Work to complete. Print every record below exactly, minus the pictures.

[Data records for software interfaces]

——————————

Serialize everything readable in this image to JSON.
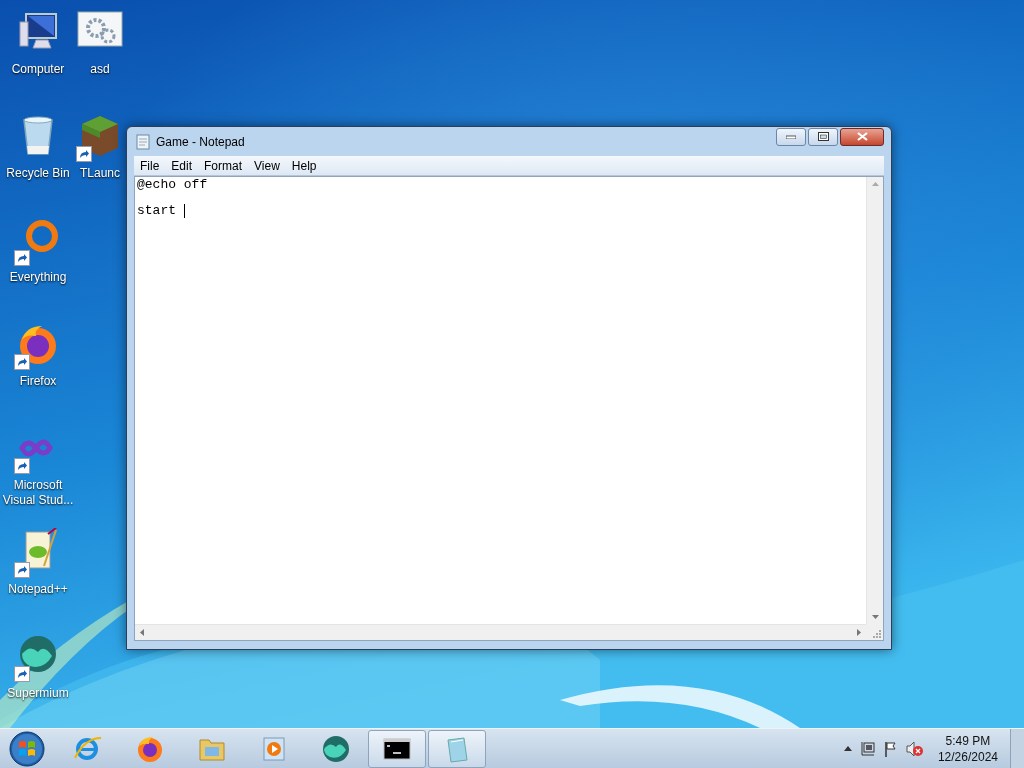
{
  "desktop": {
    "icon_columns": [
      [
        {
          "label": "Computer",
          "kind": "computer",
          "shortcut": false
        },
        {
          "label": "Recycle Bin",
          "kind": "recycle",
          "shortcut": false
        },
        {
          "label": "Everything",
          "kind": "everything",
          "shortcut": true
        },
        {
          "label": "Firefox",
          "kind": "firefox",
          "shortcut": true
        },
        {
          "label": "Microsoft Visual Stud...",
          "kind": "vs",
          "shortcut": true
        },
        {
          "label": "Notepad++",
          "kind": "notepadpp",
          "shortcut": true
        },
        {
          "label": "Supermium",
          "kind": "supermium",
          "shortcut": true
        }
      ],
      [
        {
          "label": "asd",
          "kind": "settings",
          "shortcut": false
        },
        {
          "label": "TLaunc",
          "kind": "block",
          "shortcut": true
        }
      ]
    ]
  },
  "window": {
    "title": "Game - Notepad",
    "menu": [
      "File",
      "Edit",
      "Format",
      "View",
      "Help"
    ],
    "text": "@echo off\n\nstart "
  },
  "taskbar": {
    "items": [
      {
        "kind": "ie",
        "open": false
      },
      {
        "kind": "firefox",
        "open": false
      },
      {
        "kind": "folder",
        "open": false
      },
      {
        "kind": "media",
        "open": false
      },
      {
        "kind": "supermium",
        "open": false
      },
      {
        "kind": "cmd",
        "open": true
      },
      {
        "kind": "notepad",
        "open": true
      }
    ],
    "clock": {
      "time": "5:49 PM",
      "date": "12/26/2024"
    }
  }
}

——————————

Response area.
Serialize everything readable in this image to JSON.
{
  "desktop": {
    "icon_columns": [
      [
        {
          "label": "Computer",
          "kind": "computer",
          "shortcut": false
        },
        {
          "label": "Recycle Bin",
          "kind": "recycle",
          "shortcut": false
        },
        {
          "label": "Everything",
          "kind": "everything",
          "shortcut": true
        },
        {
          "label": "Firefox",
          "kind": "firefox",
          "shortcut": true
        },
        {
          "label": "Microsoft Visual Stud...",
          "kind": "vs",
          "shortcut": true
        },
        {
          "label": "Notepad++",
          "kind": "notepadpp",
          "shortcut": true
        },
        {
          "label": "Supermium",
          "kind": "supermium",
          "shortcut": true
        }
      ],
      [
        {
          "label": "asd",
          "kind": "settings",
          "shortcut": false
        },
        {
          "label": "TLaunc",
          "kind": "block",
          "shortcut": true
        }
      ]
    ]
  },
  "window": {
    "title": "Game - Notepad",
    "menu": [
      "File",
      "Edit",
      "Format",
      "View",
      "Help"
    ],
    "text": "@echo off\n\nstart "
  },
  "taskbar": {
    "items": [
      {
        "kind": "ie",
        "open": false
      },
      {
        "kind": "firefox",
        "open": false
      },
      {
        "kind": "folder",
        "open": false
      },
      {
        "kind": "media",
        "open": false
      },
      {
        "kind": "supermium",
        "open": false
      },
      {
        "kind": "cmd",
        "open": true
      },
      {
        "kind": "notepad",
        "open": true
      }
    ],
    "clock": {
      "time": "5:49 PM",
      "date": "12/26/2024"
    }
  }
}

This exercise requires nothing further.